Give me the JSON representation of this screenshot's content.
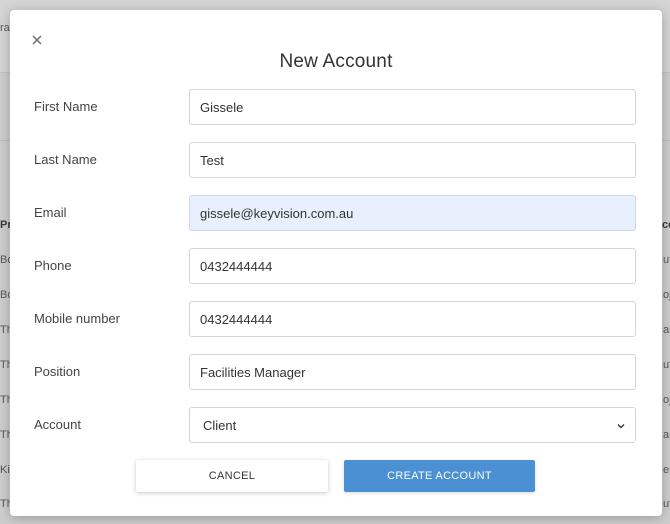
{
  "background": {
    "fragments": [
      "ra",
      "Pr",
      "Bo",
      "Bo",
      "Th",
      "Th",
      "Th",
      "Th",
      "Kir",
      "Th",
      "ce",
      "uff",
      "oje",
      "an",
      "uff",
      "oje",
      "an",
      "er",
      "uff"
    ]
  },
  "modal": {
    "title": "New Account",
    "close_icon": "close-icon",
    "fields": {
      "first_name": {
        "label": "First Name",
        "value": "Gissele"
      },
      "last_name": {
        "label": "Last Name",
        "value": "Test"
      },
      "email": {
        "label": "Email",
        "value": "gissele@keyvision.com.au"
      },
      "phone": {
        "label": "Phone",
        "value": "0432444444"
      },
      "mobile": {
        "label": "Mobile number",
        "value": "0432444444"
      },
      "position": {
        "label": "Position",
        "value": "Facilities Manager"
      },
      "account": {
        "label": "Account",
        "value": "Client"
      }
    },
    "buttons": {
      "cancel": "CANCEL",
      "create": "CREATE ACCOUNT"
    }
  },
  "colors": {
    "primary": "#4a90d2",
    "autofill": "#e8f0fe"
  }
}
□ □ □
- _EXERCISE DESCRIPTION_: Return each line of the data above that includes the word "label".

- _OUTPUT FOR THIS EXERCISE_:
        "label": "First Name",
        "label": "Last Name",
        "label": "Email",
        "label": "Phone",
        "label": "Mobile number",
        "label": "Position",
        "label": "Account",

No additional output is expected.